Therefore, the Minister of Defence was legally empowered to establish a detailed self-funding ‘medical scheme’ through regulations and, at the same time, was also permitted to allow that scheme to use the existing military medical facilities of the State.
The enabling legislation led to the formulation of medical regulations that, for the first time, were promulgated on 13 February 1970 as a separate chapter, namely Chapter XV of the General Regulations (GR XV) later amended in 1990, 1991, 1998, 2001 and 2004.
Part IV of GR XV specify the circumstances or conditions under which beneficiaries of the Fund can have access to the medical benefits set out and prescribed in Parts II and III.
The basic theme running throughout all the versions of GR XV from 1970 to the current version promulgated on 31 May 2004, is that there is no direct contractual relationship between a patient under the care and auspices of the Surgeon General and the private sector. This originated from the Defence Act, 1957, and has been retained in Section 82(1)(k) of the revised and current Defence Act, 2002.
The Surgeon General’s involvement is twofold:
- As administrator of health and welfare (which also includes that SG may arrange medical care to a beneficiary of the Fund in the private sector – then the contractual arrangement in this regard is between the SG and the private sector).
- As service provider to the Fund.
Provision exists within GR XV that beneficiaries of the Fund must receive precisely the same

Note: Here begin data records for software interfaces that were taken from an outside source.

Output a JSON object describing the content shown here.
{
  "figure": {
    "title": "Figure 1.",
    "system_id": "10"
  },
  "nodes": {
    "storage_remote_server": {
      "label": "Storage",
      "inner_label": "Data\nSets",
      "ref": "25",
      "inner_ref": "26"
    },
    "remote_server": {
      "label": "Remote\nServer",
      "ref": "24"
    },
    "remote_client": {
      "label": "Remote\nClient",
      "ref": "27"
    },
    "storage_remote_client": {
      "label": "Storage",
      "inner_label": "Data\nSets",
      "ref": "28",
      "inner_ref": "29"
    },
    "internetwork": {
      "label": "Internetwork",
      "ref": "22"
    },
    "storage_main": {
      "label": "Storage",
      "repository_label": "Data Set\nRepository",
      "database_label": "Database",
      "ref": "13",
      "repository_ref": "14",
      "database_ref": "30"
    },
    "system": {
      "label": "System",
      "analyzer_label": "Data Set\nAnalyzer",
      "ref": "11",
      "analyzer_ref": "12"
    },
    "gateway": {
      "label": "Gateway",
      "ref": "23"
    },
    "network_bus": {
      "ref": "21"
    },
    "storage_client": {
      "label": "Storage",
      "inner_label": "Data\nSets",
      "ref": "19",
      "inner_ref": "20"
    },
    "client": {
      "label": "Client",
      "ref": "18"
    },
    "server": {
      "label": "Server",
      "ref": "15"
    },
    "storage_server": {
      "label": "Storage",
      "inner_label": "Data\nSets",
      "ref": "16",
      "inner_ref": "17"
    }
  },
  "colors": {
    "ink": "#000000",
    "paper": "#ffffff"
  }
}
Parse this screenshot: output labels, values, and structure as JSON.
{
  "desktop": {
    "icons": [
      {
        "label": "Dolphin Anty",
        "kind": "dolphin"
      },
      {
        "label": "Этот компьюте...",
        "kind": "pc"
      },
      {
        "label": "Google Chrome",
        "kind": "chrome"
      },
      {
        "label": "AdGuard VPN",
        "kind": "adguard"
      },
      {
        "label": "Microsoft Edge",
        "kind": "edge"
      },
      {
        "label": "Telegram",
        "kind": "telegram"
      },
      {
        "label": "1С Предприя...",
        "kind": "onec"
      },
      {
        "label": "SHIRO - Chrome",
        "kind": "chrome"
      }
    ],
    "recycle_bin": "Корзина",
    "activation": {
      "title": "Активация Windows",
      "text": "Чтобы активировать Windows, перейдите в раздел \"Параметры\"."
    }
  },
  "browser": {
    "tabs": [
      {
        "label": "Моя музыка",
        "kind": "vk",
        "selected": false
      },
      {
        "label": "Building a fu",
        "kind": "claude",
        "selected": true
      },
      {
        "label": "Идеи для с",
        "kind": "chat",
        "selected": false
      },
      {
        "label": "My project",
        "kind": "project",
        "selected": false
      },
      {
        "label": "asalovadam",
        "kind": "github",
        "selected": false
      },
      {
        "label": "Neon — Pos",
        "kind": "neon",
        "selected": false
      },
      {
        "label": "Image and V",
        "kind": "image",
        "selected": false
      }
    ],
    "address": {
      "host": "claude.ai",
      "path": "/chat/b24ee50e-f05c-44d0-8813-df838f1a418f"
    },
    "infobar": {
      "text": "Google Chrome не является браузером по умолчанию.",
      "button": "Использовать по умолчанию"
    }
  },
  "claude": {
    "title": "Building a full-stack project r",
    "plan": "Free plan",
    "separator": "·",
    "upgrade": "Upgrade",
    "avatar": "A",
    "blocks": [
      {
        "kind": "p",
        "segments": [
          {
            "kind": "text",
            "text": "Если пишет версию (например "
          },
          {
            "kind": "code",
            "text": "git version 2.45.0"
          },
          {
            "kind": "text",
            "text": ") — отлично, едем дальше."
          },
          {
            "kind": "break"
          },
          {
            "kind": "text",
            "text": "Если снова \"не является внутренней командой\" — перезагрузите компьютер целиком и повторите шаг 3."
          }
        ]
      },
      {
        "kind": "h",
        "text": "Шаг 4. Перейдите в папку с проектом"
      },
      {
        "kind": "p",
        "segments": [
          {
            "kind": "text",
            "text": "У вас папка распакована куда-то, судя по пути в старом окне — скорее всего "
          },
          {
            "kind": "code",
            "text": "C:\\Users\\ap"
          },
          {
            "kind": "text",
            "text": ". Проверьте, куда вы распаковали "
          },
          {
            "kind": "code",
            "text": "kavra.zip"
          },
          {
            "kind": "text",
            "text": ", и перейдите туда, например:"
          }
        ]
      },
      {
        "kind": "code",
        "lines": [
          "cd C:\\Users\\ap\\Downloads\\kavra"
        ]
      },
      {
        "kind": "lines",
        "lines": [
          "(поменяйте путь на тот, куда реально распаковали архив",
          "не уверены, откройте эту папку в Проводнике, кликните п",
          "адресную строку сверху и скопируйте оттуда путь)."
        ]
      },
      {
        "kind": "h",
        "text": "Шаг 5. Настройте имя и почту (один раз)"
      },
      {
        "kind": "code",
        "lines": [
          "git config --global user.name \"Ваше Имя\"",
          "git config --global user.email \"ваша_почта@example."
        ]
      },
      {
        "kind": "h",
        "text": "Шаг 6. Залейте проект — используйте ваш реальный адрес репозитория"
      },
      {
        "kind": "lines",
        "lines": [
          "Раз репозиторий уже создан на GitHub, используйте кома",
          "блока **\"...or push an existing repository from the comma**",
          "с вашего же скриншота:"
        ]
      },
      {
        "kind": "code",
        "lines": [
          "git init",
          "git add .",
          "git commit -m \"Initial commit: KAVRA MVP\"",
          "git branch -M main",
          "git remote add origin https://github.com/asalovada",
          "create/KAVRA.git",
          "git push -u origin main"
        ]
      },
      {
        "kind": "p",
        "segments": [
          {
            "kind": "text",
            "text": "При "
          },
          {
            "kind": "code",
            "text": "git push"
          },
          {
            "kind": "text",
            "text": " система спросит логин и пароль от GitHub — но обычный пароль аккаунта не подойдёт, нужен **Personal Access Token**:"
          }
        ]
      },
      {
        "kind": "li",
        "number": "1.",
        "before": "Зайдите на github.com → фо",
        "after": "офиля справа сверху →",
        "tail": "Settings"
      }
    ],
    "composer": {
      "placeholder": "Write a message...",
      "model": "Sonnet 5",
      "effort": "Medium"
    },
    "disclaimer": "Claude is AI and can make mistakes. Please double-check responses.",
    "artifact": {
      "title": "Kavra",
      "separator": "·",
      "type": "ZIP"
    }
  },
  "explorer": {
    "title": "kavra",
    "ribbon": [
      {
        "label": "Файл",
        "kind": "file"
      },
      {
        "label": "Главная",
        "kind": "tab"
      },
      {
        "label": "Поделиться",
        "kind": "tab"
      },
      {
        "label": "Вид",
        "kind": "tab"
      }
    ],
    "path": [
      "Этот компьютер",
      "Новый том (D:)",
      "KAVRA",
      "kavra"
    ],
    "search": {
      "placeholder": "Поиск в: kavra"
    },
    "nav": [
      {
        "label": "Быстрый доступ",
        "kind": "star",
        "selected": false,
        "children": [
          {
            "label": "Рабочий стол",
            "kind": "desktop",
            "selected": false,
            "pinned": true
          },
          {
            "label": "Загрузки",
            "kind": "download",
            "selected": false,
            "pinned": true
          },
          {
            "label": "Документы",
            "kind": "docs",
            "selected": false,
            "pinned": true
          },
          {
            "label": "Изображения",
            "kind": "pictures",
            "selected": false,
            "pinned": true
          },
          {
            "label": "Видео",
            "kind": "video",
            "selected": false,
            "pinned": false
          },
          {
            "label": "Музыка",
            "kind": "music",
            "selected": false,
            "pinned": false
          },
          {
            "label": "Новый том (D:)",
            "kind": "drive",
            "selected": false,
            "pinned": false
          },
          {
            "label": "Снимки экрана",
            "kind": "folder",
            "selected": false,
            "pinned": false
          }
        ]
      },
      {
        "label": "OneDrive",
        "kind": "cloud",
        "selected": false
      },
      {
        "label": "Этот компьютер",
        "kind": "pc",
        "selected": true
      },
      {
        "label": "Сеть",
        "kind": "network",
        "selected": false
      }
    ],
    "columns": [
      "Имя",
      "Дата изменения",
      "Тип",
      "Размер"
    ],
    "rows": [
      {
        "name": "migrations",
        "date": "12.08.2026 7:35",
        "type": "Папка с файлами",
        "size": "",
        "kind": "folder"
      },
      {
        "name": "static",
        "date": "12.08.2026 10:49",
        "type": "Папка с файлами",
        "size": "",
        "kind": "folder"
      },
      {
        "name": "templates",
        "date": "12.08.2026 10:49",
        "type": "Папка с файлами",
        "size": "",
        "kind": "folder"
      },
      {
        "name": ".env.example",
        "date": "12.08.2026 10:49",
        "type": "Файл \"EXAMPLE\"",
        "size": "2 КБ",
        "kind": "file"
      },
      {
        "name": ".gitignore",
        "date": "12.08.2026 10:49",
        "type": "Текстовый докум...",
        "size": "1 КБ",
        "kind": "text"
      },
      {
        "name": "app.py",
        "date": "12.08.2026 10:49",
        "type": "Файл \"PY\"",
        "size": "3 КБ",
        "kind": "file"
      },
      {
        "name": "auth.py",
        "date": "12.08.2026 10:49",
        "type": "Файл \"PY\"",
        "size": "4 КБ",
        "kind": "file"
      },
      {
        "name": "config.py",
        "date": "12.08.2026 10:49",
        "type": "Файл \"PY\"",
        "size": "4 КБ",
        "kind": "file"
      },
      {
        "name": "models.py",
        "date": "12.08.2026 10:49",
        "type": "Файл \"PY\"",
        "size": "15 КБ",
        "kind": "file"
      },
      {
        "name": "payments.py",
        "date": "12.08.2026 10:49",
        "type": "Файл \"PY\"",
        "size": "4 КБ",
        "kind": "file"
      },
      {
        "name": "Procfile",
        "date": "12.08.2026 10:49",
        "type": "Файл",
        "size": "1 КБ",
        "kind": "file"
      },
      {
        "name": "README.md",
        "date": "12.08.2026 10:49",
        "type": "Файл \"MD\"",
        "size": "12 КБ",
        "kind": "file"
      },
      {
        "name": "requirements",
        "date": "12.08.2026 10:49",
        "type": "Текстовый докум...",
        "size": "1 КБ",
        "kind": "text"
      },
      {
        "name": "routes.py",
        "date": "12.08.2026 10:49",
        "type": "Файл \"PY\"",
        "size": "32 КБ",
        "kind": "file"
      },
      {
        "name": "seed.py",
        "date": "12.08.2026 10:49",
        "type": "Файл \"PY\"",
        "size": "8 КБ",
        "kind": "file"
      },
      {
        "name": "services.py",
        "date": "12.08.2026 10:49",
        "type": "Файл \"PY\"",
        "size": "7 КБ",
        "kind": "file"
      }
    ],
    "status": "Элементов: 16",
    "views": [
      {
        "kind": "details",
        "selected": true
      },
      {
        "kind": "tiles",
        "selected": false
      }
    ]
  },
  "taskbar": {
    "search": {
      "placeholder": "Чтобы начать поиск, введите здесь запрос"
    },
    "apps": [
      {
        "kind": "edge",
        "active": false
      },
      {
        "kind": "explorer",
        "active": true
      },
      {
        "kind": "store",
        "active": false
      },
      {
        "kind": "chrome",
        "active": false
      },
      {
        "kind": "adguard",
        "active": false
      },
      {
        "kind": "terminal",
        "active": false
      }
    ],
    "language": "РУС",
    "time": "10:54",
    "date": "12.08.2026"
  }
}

medical benefits that are provided to serving members of the Defence Force.
This means that all members and beneficiaries are patients for purposes of medical care and are to be handled precisely on the same basis. This further means that beneficiaries must be handled as if they have never exited from the Defence Force.
The SG is compelled, as far as is practically possible in seeking treatment for a patient, to first utilize military medical facilities or other State facilities before referring such patient to the private sector. Thus, the SG or the SAMHS is compelled to be the preferential service provider to the Fund and its beneficiaries.
The key role player on an overall basis that has created and is maintaining the above empowering legislation, is the Department of Defence through the Minister of Defence (or vice versa). The Fund as well as its Management Board have received powers of authority as prescribed in the Defence Act and GR XV in managing and securing the Fund. However, neither the Fund nor the Management Board have any provision in terms of which to prescribe or suggest any health service provider to the Department of Defence or the Minister of Defence to be an alternative to the SG or the SAMHS to provide healthcare to its beneficiaries.